Form Of Engagement Activity Participation in an activity, workshop or similar
Part Of Official Scheme? No
Geographic Reach International
Primary Audience Professional Practitioners
Results and Impact Gave a talk on enhanced sputtering effects in nanorods to world-leading researchers in the field on ion irradiation of materials.

IBMM (International Conference on Ion Beam Modification of Materials) is the world's leading platform for ion beam experts and educators to exchange and report their most recent significant findings in the ion beam community. The conference series started in Budapest, Hungary, in 1978. It is organized every other year. IBMM 2018, the 21st conference, will be held in San Antonio, Texas, USA. The scope of the conference ranges from fundamental radiation materials science to industry applications.
Year(s) Of Engagement Activity 2018
URL http://www.ibmm2018.com/
 
Description 5th International 5th Workshop On TEM With In Situ Irradiation 
Form Of Engagement Activity Participation in an activity, workshop or similar
Part Of Official Scheme? No
Geographic Reach International
Primary Audience Professional Practitioners
Results and Impact The event was the three-day 5th Workshop On TEM With In Situ Irradiation, known as WOTWISI-5. It was attended by scientists from nine countries, including the USA, Japan, China, Australia and Finland. They are specialists in a technique that allows the minute observation of radiation damage in a wide range of materials whilst the irradiation is being induced with ion and/or electron beams. The nuclear industry is a key sector for this research.

Previous gatherings have taken place in Japan, France and the USA and the inaugural WOTWISI was in 2010, in Salford, where it was launched by Professor Stephen Donnelly and Dr Jonathan Hinks as part of the EPSRC-funded project "Worldwide network of in-situ TEM/ion accelerator facilities ( EP/F012853/1).
Year(s) Of Engagement Activity 2018
URL https://www.hud.ac.uk/news/2018/april/unihostswotwisi-5/
 
Description 5th Workshop On TEM With In Situ Irradiation (WOTWISI) 
Form Of Engagement Activity Participation in an activity, workshop or similar
Part Of Official Scheme? No
Geographic Reach International
Primary Audience Professional Practitioners

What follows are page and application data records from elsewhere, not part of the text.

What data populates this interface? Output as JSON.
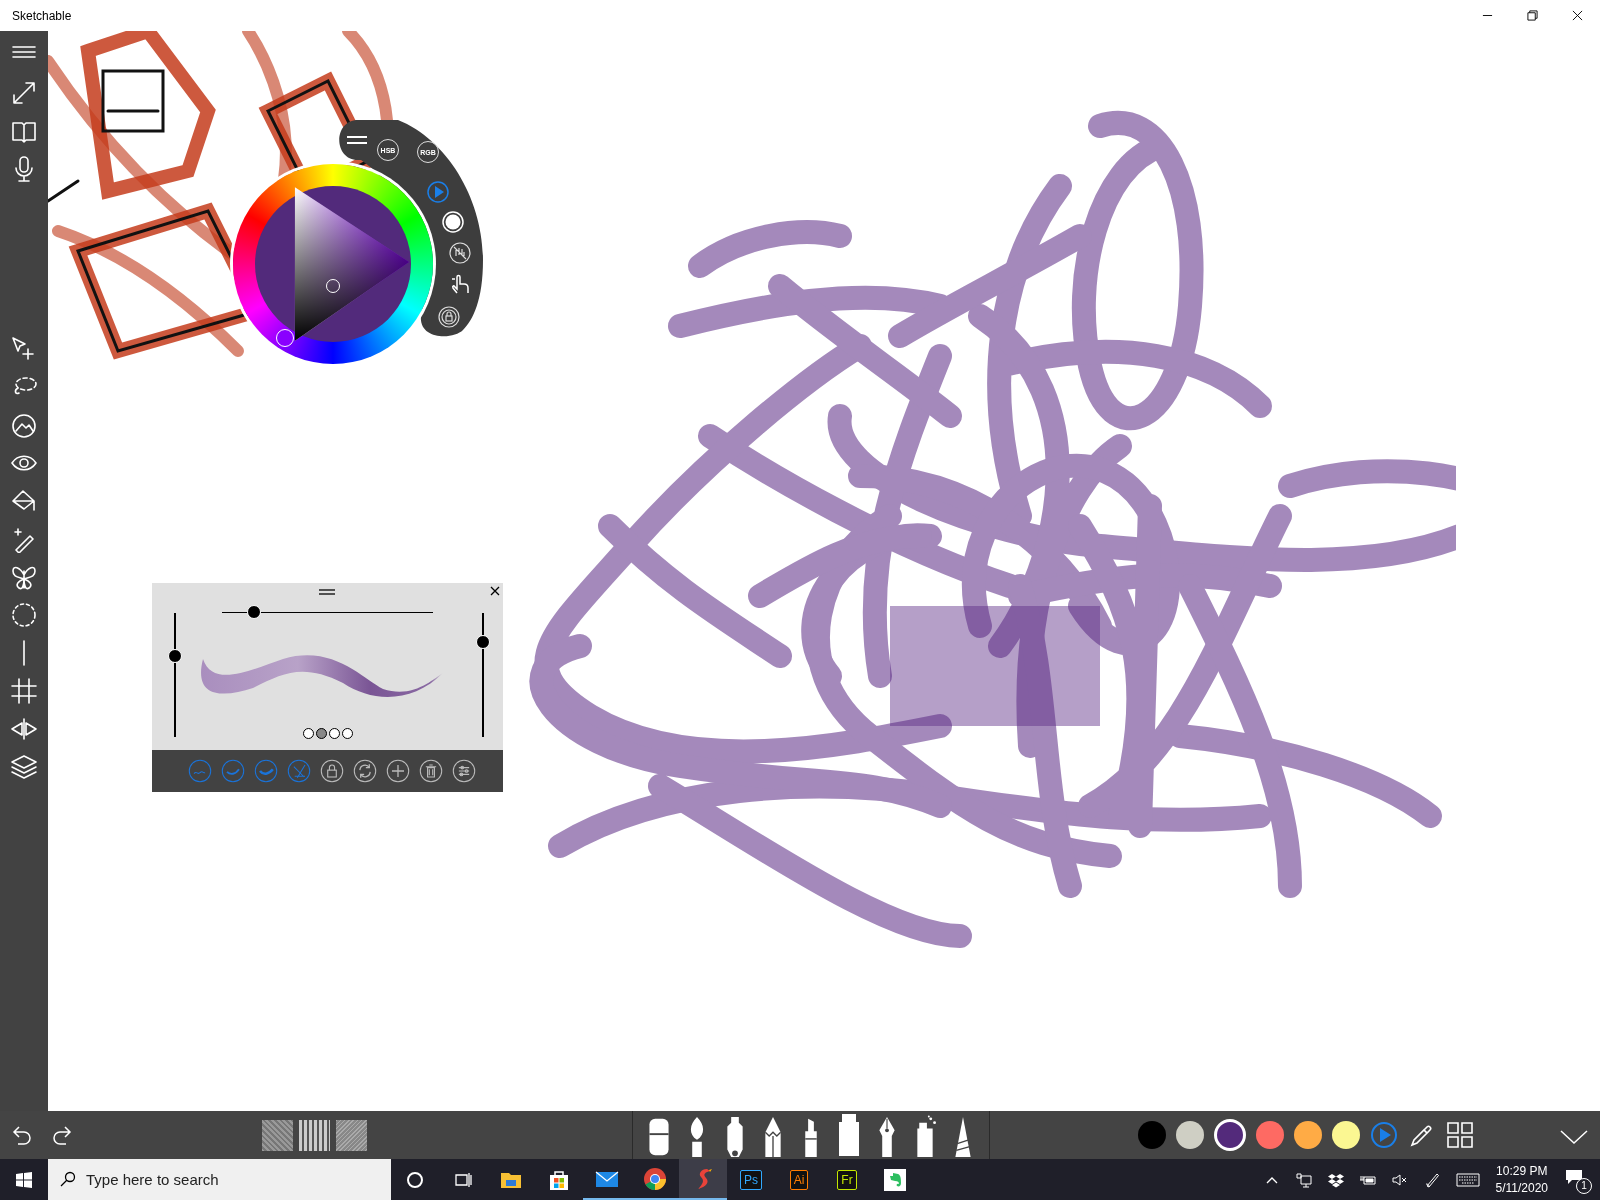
{
  "window": {
    "title": "Sketchable"
  },
  "color_picker": {
    "modes": [
      {
        "label": "HSB"
      },
      {
        "label": "RGB"
      }
    ]
  },
  "brush_panel": {
    "sliders": [
      {
        "kind": "horizontal",
        "level": 0.15
      },
      {
        "kind": "vertical",
        "level": 0.65
      },
      {
        "kind": "vertical",
        "level": 0.77
      }
    ],
    "pages": [
      {
        "selected": false
      },
      {
        "selected": true
      },
      {
        "selected": false
      },
      {
        "selected": false
      }
    ],
    "tools": [
      {
        "active": true
      },
      {
        "active": true
      },
      {
        "active": true
      },
      {
        "active": true
      },
      {
        "active": false
      },
      {
        "active": false
      },
      {
        "active": false
      },
      {
        "active": false
      },
      {
        "active": false
      }
    ]
  },
  "bottom_toolbar": {
    "brushes": [
      {
        "selected": false
      },
      {
        "selected": false
      },
      {
        "selected": false
      },
      {
        "selected": false
      },
      {
        "selected": false
      },
      {
        "selected": true
      },
      {
        "selected": false
      },
      {
        "selected": false
      },
      {
        "selected": false
      }
    ],
    "colors": [
      {
        "color": "#000000",
        "selected": false
      },
      {
        "color": "#cfcfc4",
        "selected": false
      },
      {
        "color": "#532a7b",
        "selected": true
      },
      {
        "color": "#fe6a63",
        "selected": false
      },
      {
        "color": "#ffab45",
        "selected": false
      },
      {
        "color": "#fbf792",
        "selected": false
      }
    ]
  },
  "taskbar": {
    "search": {
      "placeholder": "Type here to search"
    },
    "apps": [
      {
        "kind": "explorer",
        "running": false,
        "active": false
      },
      {
        "kind": "store",
        "running": false,
        "active": false
      },
      {
        "kind": "mail",
        "running": true,
        "active": false
      },
      {
        "kind": "chrome",
        "running": true,
        "active": false
      },
      {
        "kind": "sketchable",
        "running": true,
        "active": true
      },
      {
        "kind": "badge",
        "label": "Ps",
        "color": "#31a8ff",
        "running": false,
        "active": false
      },
      {
        "kind": "badge",
        "label": "Ai",
        "color": "#ff7c00",
        "running": false,
        "active": false
      },
      {
        "kind": "badge",
        "label": "Fr",
        "color": "#c3e600",
        "running": false,
        "active": false
      },
      {
        "kind": "evernote",
        "running": false,
        "active": false
      }
    ],
    "time": "10:29 PM",
    "date": "5/11/2020",
    "notifications": "1"
  }
}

Results and Impact The event was the three-day 5th Workshop On TEM With In Situ Irradiation, known as WOTWISI-5. It was attended by scientists from nine countries, including the USA, Japan, China, Australia and Finland. They are specialists in a technique that allows the minute observation of radiation damage in a wide range of materials whilst the irradiation is being induced with ion and/or electron beams. The nuclear industry is a key sector for this research. Previous gatherings have taken place in Japan, France and the USA and the inaugural WOTWISI was in 2010, in Salford, where it was launched by Professor Stephen Donnelly and Dr Jonathan Hinks as part of the EPSRC-funded project "Worldwide network of in-situ TEM/ion accelerator facilities (EP/F012853/1).
Year(s) Of Engagement Activity 2018
URL https://www.hud.ac.uk/news/2018/april/unihostswotwisi-5/
 
Description The Conference on Application of Accelerators in Research and Industry (CAARI - 2018), 
Form Of Engagement Activity Participation in an activity, workshop or similar
Part Of Official Scheme? No
Geographic Reach International
Primary Audience Professional Practitioners
Results and Impact The Conference on Application of Accelerators in Research and Industry (CAARI - 2018), series brought together scientists, engineers, professors, physicians and students from all over the world who use particle accelerators in their research and industrial application. It was held in Grapevine, Texas USA from 12th to 17th August 2018. Each year the Topic Areas are reviewed and updated to reflect current research interests.I gave two talks one on enhanced radiation tolerance of tungsten nanoparticles and the second one on the Changes in the microstructure of SiC by He ion irradiation.
Year(s) Of Engagement Activity 2018
URL https://www.caari.com/home